MEXIQUE – Xiol - Archaeologists have found the ruins of an ancient Mayan city on a construction site. Palaces, plazas and pyramids form a part of the site where an industrial park was going to be built. The discovery was made near a place called Mérida on Mexico's Yucatán peninsula in the South East of the country. Experts say the site, called Xiol, has features of the Mayan Puuc style of architecture which is rare in that area. Historians say the Mayan people were a civilisation that existed from around 250 AD to around 900 AD. The city is thought to have been occupied from 600 to 900 AD. "We think more than 4,000 people lived around here," said Carlos Peraza, one of the archaeologists who led the excavation of the city. Archaeologists also discovered pots and flint tools as well as the remains of marine life which suggested the people who lived there fished as well as farmed to get food.
PEROU – Ampato - Inca children who were chosen to be ritually sacrificed were drugged so that they remained calm before their death, a new study of ancient hair and fingernail samples has confirmed. Earlier studies have found that ritual human sacrifice, known as capacocha, was a common practice in the ancient Incan society carried out by priests hoping to control the population. Sacrifices were generally conducted in the Incan society to celebrate major events like the birth of a royal, or a battle victory. In the new study, published recently in the Journal of Archaeological Science, researchers conducted toxicological analysis of two individuals – aged six or seven – who were immolated over 500 years ago during a capacocha ritual on the mountain of Ampato in southern Peru. In the hair and nail samples of the Incan mummies, scientists looked for the presence of intoxicating chemicals like cocaine and its breakdown products in the body such as benzoylecgonine and cocaethylene. They also looked for other intoxicating and hallucinogenic chemicals like mescaline, tryptamine, harmaline and harmine that have psychoactive properties. Archaeologists found that during the last weeks of the victims’ lives, they chewed on coca leaves and were intoxicated by ayahuasca, a beverage made primarily from the South American hallucinogenic flowering vine yage, or Banisteriopsis caapi.Researchers suspect the Incas may have consciously used the antidepressant properties of Banisteriopsis caapi “to reduce the anxiety and depressive states of the victims”. While scientists did not find evidence of the hallucinogenic molecule DMT – another major ingredient in ayahuasca – they said it is unclear if the absence of this substance was an accident.
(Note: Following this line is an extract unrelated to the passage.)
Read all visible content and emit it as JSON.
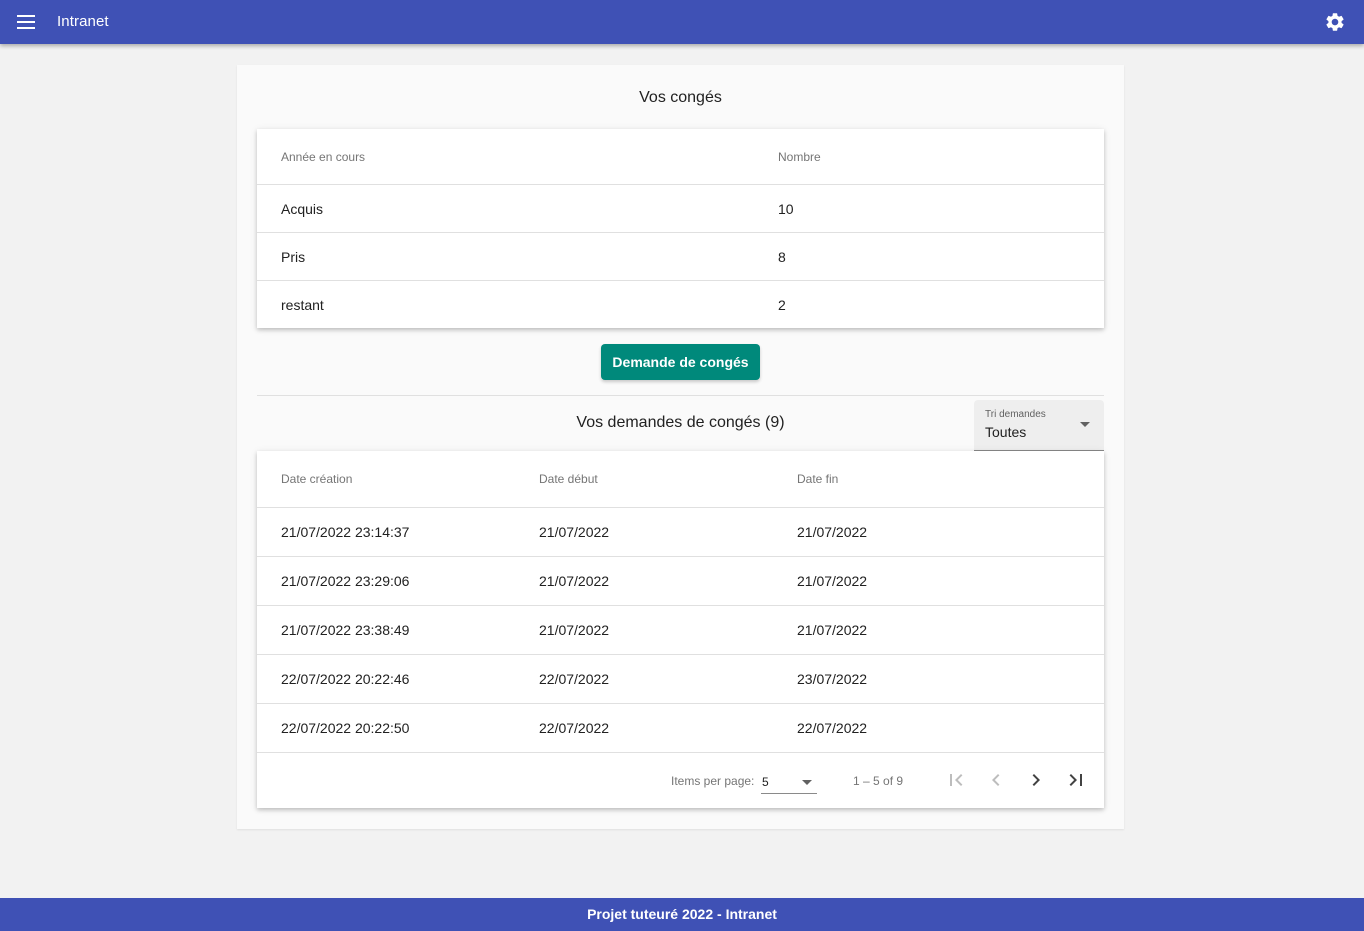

They said the children likely knew what was going to happen to them, weeks in advance, and may not have gone along willingly.